» **DIRECTIONS FOR THIS TASK**
Every line in the material below that includes "certificate" should be copied.

*** DATA TO USE Section Begins ***

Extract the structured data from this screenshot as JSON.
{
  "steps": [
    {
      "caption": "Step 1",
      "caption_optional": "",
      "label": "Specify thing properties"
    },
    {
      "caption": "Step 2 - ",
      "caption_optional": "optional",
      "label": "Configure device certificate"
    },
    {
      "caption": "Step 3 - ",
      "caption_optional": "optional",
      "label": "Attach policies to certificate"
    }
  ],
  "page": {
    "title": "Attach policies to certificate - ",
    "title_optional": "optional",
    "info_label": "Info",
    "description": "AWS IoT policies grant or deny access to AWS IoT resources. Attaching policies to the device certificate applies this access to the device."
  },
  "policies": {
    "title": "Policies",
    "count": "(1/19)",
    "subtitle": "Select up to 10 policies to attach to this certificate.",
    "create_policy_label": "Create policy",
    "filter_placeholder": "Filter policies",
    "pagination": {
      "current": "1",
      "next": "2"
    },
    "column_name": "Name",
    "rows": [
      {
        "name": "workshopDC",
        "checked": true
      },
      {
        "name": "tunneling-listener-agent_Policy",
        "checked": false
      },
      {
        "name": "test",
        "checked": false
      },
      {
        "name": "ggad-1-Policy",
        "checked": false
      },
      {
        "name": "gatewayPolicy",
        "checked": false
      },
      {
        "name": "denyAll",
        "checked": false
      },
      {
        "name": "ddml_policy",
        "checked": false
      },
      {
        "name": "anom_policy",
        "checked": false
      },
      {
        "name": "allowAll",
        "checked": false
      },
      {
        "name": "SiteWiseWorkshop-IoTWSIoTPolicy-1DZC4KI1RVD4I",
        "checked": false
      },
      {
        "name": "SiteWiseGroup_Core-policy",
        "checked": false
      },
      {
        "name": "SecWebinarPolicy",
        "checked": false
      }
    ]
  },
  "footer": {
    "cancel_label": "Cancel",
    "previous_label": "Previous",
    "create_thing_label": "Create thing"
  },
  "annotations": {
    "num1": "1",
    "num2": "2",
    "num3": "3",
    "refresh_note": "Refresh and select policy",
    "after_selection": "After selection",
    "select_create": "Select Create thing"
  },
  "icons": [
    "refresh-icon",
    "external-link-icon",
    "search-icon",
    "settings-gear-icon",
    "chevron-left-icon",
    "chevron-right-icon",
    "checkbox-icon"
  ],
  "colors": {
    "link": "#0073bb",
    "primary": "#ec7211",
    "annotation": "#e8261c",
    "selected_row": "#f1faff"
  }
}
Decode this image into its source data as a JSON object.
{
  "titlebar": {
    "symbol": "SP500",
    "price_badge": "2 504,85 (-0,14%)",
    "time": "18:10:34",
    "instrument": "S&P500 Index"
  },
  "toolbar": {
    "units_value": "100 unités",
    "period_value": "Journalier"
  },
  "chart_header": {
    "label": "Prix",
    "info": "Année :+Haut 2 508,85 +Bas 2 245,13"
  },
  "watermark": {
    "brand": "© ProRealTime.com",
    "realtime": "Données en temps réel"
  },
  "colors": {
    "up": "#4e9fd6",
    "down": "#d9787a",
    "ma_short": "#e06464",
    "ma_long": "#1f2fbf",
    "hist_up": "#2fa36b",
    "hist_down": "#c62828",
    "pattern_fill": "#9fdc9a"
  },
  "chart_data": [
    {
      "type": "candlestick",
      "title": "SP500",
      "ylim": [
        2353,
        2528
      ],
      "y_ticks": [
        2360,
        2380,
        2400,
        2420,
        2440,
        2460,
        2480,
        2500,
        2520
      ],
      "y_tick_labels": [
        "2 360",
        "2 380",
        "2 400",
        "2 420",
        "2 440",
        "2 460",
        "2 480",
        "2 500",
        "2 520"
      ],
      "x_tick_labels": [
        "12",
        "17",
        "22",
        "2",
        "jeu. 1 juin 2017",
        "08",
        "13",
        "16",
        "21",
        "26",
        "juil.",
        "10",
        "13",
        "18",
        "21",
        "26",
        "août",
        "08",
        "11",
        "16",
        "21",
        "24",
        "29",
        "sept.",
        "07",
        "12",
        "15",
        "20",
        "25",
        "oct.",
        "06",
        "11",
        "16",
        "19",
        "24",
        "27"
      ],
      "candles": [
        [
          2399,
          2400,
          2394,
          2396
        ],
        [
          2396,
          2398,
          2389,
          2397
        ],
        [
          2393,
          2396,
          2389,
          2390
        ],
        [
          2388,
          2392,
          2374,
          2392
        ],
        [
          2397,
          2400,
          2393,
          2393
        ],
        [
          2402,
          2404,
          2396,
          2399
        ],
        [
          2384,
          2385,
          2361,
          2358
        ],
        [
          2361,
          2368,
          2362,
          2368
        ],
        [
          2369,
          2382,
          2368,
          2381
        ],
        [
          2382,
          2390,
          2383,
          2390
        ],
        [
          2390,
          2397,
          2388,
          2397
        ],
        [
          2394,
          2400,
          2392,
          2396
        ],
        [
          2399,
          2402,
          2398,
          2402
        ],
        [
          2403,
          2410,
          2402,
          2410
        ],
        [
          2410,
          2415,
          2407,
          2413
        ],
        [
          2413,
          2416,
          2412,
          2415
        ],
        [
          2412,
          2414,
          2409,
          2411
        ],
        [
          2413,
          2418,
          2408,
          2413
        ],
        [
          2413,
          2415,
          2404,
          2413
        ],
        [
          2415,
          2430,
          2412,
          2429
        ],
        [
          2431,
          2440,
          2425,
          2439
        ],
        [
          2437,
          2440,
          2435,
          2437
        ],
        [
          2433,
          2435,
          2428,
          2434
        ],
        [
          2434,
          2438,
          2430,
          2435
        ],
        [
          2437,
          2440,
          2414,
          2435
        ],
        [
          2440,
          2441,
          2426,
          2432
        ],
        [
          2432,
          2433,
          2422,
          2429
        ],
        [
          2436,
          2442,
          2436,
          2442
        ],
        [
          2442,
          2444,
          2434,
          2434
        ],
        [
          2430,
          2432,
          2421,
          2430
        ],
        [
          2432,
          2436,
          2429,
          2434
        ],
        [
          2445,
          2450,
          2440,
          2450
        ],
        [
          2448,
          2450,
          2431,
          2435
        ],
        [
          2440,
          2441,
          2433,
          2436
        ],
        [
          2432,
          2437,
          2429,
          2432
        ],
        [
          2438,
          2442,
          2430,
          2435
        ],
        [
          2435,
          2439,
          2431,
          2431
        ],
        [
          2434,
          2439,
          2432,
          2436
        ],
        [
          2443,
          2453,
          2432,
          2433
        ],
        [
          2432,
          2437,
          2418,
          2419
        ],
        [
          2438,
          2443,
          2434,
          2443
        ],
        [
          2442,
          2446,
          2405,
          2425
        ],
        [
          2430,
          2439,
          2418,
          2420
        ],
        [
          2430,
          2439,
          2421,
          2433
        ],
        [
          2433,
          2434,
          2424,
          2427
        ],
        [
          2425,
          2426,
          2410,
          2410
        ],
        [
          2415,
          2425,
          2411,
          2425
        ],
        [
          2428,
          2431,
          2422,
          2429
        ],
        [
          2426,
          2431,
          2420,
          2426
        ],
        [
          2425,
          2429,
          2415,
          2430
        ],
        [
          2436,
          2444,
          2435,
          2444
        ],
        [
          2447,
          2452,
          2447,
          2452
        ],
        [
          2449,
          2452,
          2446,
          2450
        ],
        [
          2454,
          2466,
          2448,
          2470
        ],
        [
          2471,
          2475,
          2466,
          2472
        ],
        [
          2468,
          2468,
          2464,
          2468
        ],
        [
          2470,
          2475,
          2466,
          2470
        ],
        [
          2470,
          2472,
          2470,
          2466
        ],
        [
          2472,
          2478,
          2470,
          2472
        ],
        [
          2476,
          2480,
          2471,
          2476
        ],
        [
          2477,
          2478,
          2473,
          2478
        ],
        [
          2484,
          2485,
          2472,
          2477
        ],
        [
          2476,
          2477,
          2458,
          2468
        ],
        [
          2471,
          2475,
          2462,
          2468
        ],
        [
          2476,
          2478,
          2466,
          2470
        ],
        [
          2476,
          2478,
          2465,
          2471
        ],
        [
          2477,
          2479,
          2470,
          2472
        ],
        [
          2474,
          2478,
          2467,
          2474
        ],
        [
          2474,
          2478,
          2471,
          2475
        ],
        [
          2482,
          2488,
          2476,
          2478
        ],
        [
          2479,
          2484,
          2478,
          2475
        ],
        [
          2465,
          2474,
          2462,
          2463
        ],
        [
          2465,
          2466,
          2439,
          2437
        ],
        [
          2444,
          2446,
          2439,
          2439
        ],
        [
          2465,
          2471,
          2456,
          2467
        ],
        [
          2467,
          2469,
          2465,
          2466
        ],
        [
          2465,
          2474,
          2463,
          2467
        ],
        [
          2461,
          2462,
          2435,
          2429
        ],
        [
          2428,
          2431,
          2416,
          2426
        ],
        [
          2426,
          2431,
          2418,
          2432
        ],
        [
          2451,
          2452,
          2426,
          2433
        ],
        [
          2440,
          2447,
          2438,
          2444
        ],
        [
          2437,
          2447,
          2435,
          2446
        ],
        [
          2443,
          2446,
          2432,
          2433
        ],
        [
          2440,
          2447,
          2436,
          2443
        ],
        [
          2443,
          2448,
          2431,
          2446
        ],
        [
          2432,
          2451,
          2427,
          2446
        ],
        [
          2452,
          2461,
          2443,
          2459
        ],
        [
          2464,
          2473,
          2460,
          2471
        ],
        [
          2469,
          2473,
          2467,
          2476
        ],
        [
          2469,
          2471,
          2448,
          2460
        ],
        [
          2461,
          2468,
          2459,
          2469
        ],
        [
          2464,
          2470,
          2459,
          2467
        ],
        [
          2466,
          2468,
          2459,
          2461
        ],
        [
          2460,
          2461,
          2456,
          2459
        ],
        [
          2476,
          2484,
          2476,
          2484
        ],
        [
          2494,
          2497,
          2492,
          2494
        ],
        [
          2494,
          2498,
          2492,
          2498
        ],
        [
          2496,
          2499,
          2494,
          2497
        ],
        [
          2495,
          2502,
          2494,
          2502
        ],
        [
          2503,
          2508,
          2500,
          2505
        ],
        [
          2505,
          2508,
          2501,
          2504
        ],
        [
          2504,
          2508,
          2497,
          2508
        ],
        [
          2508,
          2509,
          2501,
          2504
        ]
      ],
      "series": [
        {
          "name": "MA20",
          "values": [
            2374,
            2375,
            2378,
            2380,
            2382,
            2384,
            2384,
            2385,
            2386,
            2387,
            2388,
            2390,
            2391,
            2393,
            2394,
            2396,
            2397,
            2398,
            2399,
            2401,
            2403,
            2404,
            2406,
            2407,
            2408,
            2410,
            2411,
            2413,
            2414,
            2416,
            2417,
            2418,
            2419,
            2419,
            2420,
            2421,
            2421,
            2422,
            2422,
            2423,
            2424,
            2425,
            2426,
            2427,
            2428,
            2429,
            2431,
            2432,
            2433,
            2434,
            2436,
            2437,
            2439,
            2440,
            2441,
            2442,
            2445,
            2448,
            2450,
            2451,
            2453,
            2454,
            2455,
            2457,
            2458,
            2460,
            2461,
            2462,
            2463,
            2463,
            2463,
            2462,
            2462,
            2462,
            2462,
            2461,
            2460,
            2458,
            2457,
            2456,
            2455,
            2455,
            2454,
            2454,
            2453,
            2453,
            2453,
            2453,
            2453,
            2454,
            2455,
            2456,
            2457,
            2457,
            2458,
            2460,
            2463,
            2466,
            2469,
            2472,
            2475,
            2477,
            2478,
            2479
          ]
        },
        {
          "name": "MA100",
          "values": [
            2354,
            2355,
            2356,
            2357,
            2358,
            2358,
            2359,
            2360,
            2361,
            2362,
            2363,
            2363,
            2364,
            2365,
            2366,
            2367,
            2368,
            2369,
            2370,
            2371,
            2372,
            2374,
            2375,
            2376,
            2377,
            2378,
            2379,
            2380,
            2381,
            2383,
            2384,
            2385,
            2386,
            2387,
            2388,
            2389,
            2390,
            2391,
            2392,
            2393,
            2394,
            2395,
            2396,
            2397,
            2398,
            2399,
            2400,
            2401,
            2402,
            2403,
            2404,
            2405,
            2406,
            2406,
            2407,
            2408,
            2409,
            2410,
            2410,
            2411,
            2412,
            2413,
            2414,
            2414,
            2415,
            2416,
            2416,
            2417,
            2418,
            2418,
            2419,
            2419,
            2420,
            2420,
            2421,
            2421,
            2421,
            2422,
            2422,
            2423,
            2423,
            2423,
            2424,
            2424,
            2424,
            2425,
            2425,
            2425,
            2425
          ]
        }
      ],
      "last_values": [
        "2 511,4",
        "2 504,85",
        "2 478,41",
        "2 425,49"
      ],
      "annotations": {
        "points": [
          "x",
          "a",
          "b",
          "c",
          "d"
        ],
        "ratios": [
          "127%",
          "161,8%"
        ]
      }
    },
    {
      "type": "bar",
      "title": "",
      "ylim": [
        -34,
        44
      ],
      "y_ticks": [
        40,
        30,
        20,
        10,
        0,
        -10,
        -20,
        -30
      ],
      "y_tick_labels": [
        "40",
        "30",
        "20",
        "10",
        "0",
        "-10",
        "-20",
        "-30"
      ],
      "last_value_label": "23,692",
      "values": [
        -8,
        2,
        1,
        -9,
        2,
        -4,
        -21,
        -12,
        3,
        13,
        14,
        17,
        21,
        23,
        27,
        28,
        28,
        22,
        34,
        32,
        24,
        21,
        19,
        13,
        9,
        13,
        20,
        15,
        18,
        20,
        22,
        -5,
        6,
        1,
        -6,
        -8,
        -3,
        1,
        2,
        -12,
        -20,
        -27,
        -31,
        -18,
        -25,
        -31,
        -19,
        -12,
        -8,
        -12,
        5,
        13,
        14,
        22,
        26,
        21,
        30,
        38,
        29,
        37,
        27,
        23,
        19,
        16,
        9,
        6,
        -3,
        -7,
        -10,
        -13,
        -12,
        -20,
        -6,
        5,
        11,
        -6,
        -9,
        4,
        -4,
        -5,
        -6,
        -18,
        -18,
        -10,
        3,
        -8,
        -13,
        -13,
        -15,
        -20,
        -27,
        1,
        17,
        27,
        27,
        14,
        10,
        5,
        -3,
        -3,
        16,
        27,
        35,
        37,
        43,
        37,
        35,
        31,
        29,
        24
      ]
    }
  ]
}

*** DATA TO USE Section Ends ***

» **ANSWER TO THIS EXERCISE**
      "label": "Configure device certificate"
      "label": "Attach policies to certificate"
    "title": "Attach policies to certificate - ",
    "description": "AWS IoT policies grant or deny access to AWS IoT resources. Attaching policies to the device certificate applies this access to the device."
    "subtitle": "Select up to 10 policies to attach to this certificate.",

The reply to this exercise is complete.